In a previous post, I waxed all poetic about the silk-screened posters for The Ghost of John Henry that LA-based artist Mike Estano created. I love when art inspires other art, and having been on the receiving end of so much of that inspiration, I consider it a tremendous compliment when the band is able to provide a similar spark to another artist.
Now, Houston-based painter Melissa Doron has created a new work on canvas inspired by the album, specifically the penultimate track, “John Henry, Part II.” I asked Melissa if she’d be willing to record herself painting the piece, and I’m happy to present the result:
Melissa does some beautiful work, which you can see and/or order at her website. Here are some of my favorites:

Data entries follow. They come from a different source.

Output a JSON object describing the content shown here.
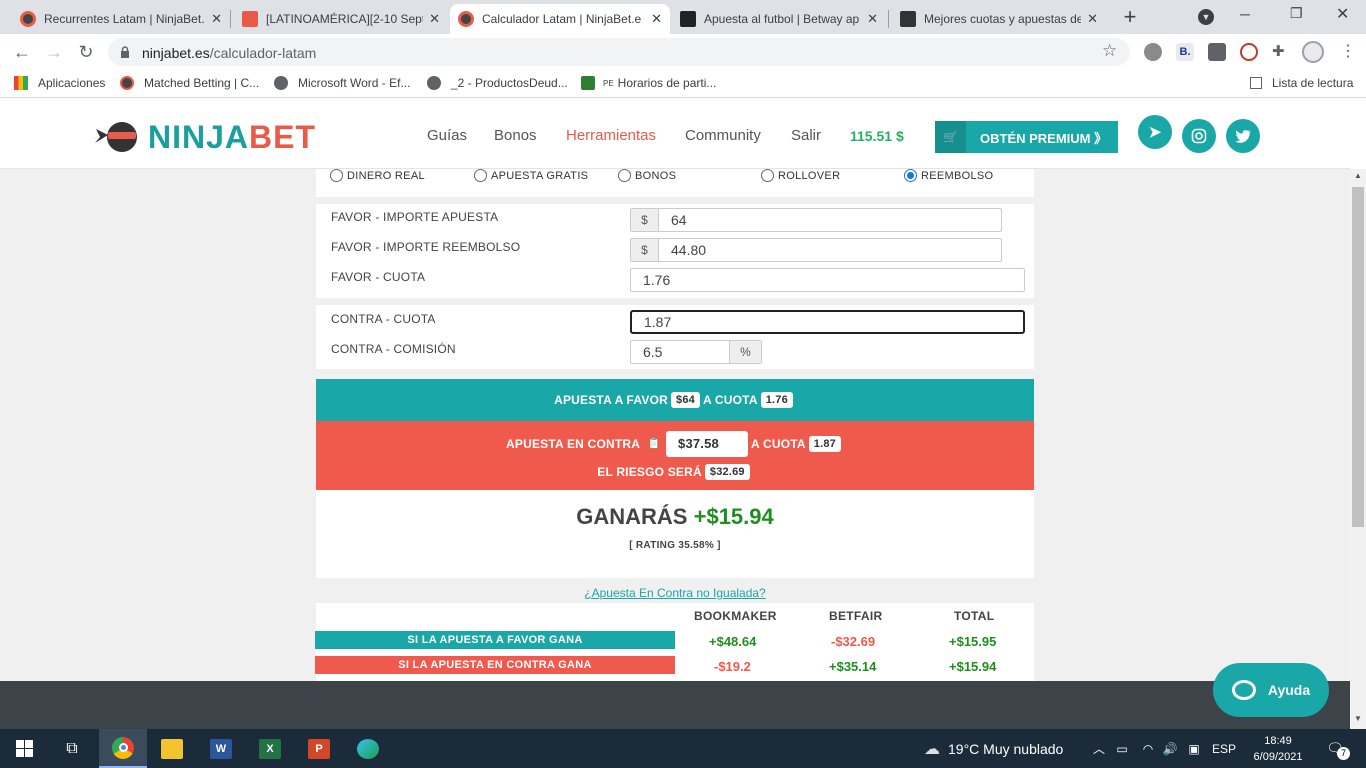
{
  "browser": {
    "tabs": [
      {
        "title": "Recurrentes Latam | NinjaBet.",
        "active": false
      },
      {
        "title": "[LATINOAMÉRICA][2-10 Sept",
        "active": false
      },
      {
        "title": "Calculador Latam | NinjaBet.e",
        "active": true
      },
      {
        "title": "Apuesta al futbol | Betway ap",
        "active": false
      },
      {
        "title": "Mejores cuotas y apuestas de",
        "active": false
      }
    ],
    "new_tab": "+",
    "url_host": "ninjabet.es",
    "url_path": "/calculador-latam",
    "bookmarks": [
      {
        "label": "Aplicaciones"
      },
      {
        "label": "Matched Betting | C..."
      },
      {
        "label": "Microsoft Word - Ef..."
      },
      {
        "label": "_2 - ProductosDeud..."
      },
      {
        "label": "Horarios de parti..."
      }
    ],
    "bookmark_prefix_pe": "PE",
    "reading_list": "Lista de lectura"
  },
  "site": {
    "logo_left": "NINJA",
    "logo_right": "BET",
    "nav": [
      {
        "label": "Guías",
        "active": false
      },
      {
        "label": "Bonos",
        "active": false
      },
      {
        "label": "Herramientas",
        "active": true
      },
      {
        "label": "Community",
        "active": false
      },
      {
        "label": "Salir",
        "active": false
      }
    ],
    "balance": "115.51 $",
    "premium_label": "OBTÉN PREMIUM 》"
  },
  "calculator": {
    "modes": [
      {
        "label": "DINERO REAL",
        "selected": false
      },
      {
        "label": "APUESTA GRATIS",
        "selected": false
      },
      {
        "label": "BONOS",
        "selected": false
      },
      {
        "label": "ROLLOVER",
        "selected": false
      },
      {
        "label": "REEMBOLSO",
        "selected": true
      }
    ],
    "currency": "$",
    "percent": "%",
    "favor_stake_label": "FAVOR - IMPORTE APUESTA",
    "favor_stake": "64",
    "favor_refund_label": "FAVOR - IMPORTE REEMBOLSO",
    "favor_refund": "44.80",
    "favor_odds_label": "FAVOR - CUOTA",
    "favor_odds": "1.76",
    "contra_odds_label": "CONTRA - CUOTA",
    "contra_odds": "1.87",
    "contra_comm_label": "CONTRA - COMISIÓN",
    "contra_comm": "6.5"
  },
  "result": {
    "favor_text": "APUESTA A FAVOR",
    "favor_amount": "$64",
    "a_cuota": "A CUOTA",
    "favor_odds": "1.76",
    "contra_text": "APUESTA EN CONTRA",
    "contra_amount": "$37.58",
    "contra_odds": "1.87",
    "risk_text": "EL RIESGO SERÁ",
    "risk_amount": "$32.69",
    "win_text": "GANARÁS",
    "win_amount": "+$15.94",
    "rating": "[ RATING 35.58% ]",
    "unmatched_link": "¿Apuesta En Contra no Igualada?"
  },
  "table": {
    "headers": [
      "BOOKMAKER",
      "BETFAIR",
      "TOTAL"
    ],
    "rows": [
      {
        "label": "SI LA APUESTA A FAVOR GANA",
        "bookmaker": "+$48.64",
        "betfair": "-$32.69",
        "total": "+$15.95"
      },
      {
        "label": "SI LA APUESTA EN CONTRA GANA",
        "bookmaker": "-$19.2",
        "betfair": "+$35.14",
        "total": "+$15.94"
      }
    ]
  },
  "chat": {
    "label": "Ayuda"
  },
  "taskbar": {
    "weather": "19°C  Muy nublado",
    "lang": "ESP",
    "time": "18:49",
    "date": "6/09/2021",
    "notifications": "7"
  },
  "colors": {
    "teal": "#1aa7a7",
    "coral": "#e95b48",
    "green": "#1e8f1e"
  }
}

And speaking of the Ghost of John Henry posters, we’re running low, so order one before they’re gone. They’re hand-made, limited-run posters, and when they’re gone, that’s all, folks. There are a few white ones, but only one gold one left…
Our new album, The Ghost of John Henry, is available today. The folk tale about a railroad worker who raced a steam drill has stuck with me since I was a little kid, and so in a lot of ways it feels like I’ve been leading up to this record my whole life. That makes the response we’ve received to it so far — the wonderful reviews, pre-orders, internet radio play — tremendously moving. Thank you to Kurt and Jody for not turning around and running the other way when a crazy man (me) asked them to be in a band so we could make a concept record about a 150-year-old legend.
Why John Henry? This is from the album’s liner notes, and about as good an explanation as I know how to give:
After the Civil War, railroads spread out across the country, built on the backs of immigrants, convicts, and men who left their lives and loves to lay track beyond the horizon. But to the rich men who controlled the rails, their eyes fixed only on balance sheets, these workers were cogs in a machine – easily discarded, easily replaced. Into this world walked John Henry, said to be the strongest man to ever swing a hammer or drive a spike.
On his heels came steam. New steam drills appeared with the inevitability of tomorrow, intended to conquer mountains and make men obsolete. Faced with the loss of his livelihood, John Henry challenged the machine to a race. The details are lost to history, but what remains is the legend of a man who fought a machine and won, though the effort cost him his life. His stand was noble, proud, and futile. As technology continues to press against what it means to be human, we persist in his struggle, and walk with his ghost.
I took a stab at a video blog, and I’d love to hear what you think. Here’s a three-minute peek behind the scenes at our first sessions in the studio to work on the new record.
As always, for more about the band, free downloads, other videos, etc., visit www.scifiromance.net.